PROBLEM »
The reply should consist of the full listing, written out exactly.

◆ ◆ ◆ ◆ ◆

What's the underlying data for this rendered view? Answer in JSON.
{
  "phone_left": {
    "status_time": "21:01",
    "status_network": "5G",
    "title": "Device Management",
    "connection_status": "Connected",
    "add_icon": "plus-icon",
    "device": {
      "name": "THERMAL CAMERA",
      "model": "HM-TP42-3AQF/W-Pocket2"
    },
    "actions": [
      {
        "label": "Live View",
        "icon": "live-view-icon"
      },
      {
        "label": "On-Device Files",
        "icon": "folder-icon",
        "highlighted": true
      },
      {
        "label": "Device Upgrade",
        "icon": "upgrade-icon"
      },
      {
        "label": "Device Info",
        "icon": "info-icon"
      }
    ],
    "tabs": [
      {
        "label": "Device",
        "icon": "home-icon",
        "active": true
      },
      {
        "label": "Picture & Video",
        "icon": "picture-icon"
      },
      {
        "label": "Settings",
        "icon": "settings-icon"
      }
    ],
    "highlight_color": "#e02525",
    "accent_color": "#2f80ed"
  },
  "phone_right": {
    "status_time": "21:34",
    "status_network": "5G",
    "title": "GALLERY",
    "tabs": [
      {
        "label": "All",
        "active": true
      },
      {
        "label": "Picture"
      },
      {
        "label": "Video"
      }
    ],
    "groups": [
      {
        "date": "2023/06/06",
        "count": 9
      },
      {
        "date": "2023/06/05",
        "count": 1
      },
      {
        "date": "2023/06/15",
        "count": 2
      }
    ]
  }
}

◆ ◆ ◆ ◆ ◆

OUTPUT »
What's the underlying data for this rendered view? Answer in JSON.
{
  "phone_left": {
    "status_time": "21:01",
    "status_network": "5G",
    "title": "Device Management",
    "connection_status": "Connected",
    "add_icon": "plus-icon",
    "device": {
      "name": "THERMAL CAMERA",
      "model": "HM-TP42-3AQF/W-Pocket2"
    },
    "actions": [
      {
        "label": "Live View",
        "icon": "live-view-icon"
      },
      {
        "label": "On-Device Files",
        "icon": "folder-icon",
        "highlighted": true
      },
      {
        "label": "Device Upgrade",
        "icon": "upgrade-icon"
      },
      {
        "label": "Device Info",
        "icon": "info-icon"
      }
    ],
    "tabs": [
      {
        "label": "Device",
        "icon": "home-icon",
        "active": true
      },
      {
        "label": "Picture & Video",
        "icon": "picture-icon"
      },
      {
        "label": "Settings",
        "icon": "settings-icon"
      }
    ],
    "highlight_color": "#e02525",
    "accent_color": "#2f80ed"
  },
  "phone_right": {
    "status_time": "21:34",
    "status_network": "5G",
    "title": "GALLERY",
    "tabs": [
      {
        "label": "All",
        "active": true
      },
      {
        "label": "Picture"
      },
      {
        "label": "Video"
      }
    ],
    "groups": [
      {
        "date": "2023/06/06",
        "count": 9
      },
      {
        "date": "2023/06/05",
        "count": 1
      },
      {
        "date": "2023/06/15",
        "count": 2
      }
    ]
  }
}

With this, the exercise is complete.